Background: To learn more about my ancestor, Lyndon McGee Welborn, who volunteered for the Confederate army right after North Carolina seceded, I visited Warrenton, N.C. In this picturesque town just below the Virginia border, Lyndon’s First Regiment of North Carolina Troops prepared for war. I talked with the Honorable Richard E. Hunter, Jr., Warren County’s superior court clerk and keeper of Warrenton’s historical flame. Hunter, spry and white-haired, invited me into his office.
From my book-in-progress, Dear Father I Am Sorry To Tell You (Copyright B.J. Welborn; all rights reserved.):
|Cherry Hill, built in 1858, was one|
of Warren County's largest
antebellum plantations. Go to
County Clerk Hunter suggested I might find information about my ancestors at the Warren Public Library, which huddled beside the courthouse like a meek nephew bearing a strong family resemblance. Hunter said the library housed rare Civil War records. He volunteered to escort me. As we walked across the grassy rise, I asked why Warren County served as a launching point for North Carolina’s first regiments.
“The state’s largest tobacco plantations were here at the time,” Hunter answered. “We had some very wealthy people here in Warren County.”
I understood: Elite planters and slave-owning tobacco magnates called Warrenton home. In 1861, local planter Weldon Edwards served as president of the North Carolina Secession Convention.
The idea of huge, slave-driven plantations in my home state surprised me. Although nearly a third of North Carolina’s population was enslaved at the outbreak of the Civil War, most slave owners were farmers working mid-sized farms, as was my ancestor, Joseph Welborn, Lyndon’s father. They usually owned ten or fewer slaves. The state didn’t have the concentration of immense plantations that characterized Deep South states, including South Carolina.
Defending slavery wasn’t a top priority in moderately pro-Union North Carolina, and you’d be hard-pressed today to find a North Carolinian who admits his ancestors fought to defend slavery. Most swear their families never owned slaves, but how would they know? Not everyone had a relatives who revered the Daughters of the American Revolution and researched family history, as I did.
|Warren County, N.C., at the Virginia|
border, now has about 21,000 residents.
According to the 1860 U.S. Census, the last census to list slaves, Warren County had about ten and a half thousand slaves, more than twice the number of white residents in the county, a South Carolina-like statistic. In the mid-19th century, South Carolina had more slaves within its borders than free whites. Eight plantations in the state had more than five hundred slaves each; several had thousands.
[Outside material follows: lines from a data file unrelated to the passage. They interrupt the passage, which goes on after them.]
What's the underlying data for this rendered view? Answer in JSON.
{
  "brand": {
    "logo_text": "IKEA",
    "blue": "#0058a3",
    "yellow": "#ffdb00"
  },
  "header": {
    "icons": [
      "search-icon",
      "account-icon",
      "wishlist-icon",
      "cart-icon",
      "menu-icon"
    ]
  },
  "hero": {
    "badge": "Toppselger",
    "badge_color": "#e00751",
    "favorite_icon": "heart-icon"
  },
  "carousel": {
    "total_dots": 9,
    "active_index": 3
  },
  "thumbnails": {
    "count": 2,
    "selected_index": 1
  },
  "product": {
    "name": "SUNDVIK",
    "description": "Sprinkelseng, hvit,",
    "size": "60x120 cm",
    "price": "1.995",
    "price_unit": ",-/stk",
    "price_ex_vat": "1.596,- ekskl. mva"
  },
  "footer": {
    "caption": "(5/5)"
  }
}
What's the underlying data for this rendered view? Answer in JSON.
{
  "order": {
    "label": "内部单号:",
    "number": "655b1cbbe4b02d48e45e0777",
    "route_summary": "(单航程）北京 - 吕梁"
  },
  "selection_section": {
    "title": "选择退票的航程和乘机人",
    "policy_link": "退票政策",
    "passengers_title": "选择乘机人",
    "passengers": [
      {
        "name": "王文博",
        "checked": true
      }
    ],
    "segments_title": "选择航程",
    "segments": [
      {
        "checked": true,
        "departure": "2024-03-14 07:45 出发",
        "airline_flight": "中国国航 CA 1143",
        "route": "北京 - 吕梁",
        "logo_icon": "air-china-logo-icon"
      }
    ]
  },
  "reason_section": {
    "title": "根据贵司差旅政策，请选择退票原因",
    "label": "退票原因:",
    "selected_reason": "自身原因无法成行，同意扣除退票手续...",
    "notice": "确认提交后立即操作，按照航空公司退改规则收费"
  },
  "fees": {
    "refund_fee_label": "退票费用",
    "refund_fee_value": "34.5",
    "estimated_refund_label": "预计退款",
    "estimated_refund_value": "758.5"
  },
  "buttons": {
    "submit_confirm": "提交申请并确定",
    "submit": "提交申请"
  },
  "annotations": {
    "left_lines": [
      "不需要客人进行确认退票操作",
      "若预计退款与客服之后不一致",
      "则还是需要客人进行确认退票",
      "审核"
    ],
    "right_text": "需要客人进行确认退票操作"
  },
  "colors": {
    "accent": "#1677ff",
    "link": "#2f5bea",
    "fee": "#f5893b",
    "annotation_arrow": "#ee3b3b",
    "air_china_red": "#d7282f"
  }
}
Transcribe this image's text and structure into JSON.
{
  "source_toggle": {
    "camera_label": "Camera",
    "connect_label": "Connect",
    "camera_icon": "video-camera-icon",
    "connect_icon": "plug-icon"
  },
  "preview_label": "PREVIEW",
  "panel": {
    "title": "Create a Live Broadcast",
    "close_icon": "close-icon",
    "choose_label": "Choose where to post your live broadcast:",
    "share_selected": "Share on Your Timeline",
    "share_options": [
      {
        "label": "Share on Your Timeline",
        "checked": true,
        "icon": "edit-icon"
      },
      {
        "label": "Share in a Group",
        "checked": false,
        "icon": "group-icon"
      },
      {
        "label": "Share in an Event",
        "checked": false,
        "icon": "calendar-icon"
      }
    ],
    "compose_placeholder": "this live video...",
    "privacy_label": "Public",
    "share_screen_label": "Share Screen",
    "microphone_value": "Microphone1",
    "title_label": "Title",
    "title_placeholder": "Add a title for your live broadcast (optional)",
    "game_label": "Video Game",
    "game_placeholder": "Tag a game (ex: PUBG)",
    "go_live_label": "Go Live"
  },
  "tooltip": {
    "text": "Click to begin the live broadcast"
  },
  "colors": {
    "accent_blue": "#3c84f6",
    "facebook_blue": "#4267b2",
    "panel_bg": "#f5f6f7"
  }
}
Seven plantations in Warren County listed more than one hundred slaves but only by a few digits.
By 1860, slaves made up one-eighth of the U.S. population, and slavery existed almost entirely as a Southern phenomenon. In 1783, Massachusetts became the first state to outlaw slavery with a judicial decision clarifying the state’s constitution. By 1804, all northern states had abolished slavery, though almost all of them had slave populations during the nation’s early years.
The biggest book I could find about the Civil War, a compendium edited by Pulitzer Prize winner James McPherson, claims that slavery was the issue that polarized 19th-century America and brought about civil war. The book asserts slavery poisoned any chance to address regional differences through a democratic process. Compromises between Northern free-soilers and Southern slave holders about slavery’s being permitted in new states acquired by the Louisiana Purchase and the war with Mexico poured gasoline onto hot coals.
“The antagonism between the sections came finally and tragically to express itself through the slavery issue,” the big Civil War book intoned.
I once thought statements like that were nonsense. Most modern Southerners, with the exception of fossils, Luddites and red necks, find slavery so repulsive that we pretend the institution couldn’t possibly have been a cause of secession and war. Facts, however, tell a different story.
Continued Next Week.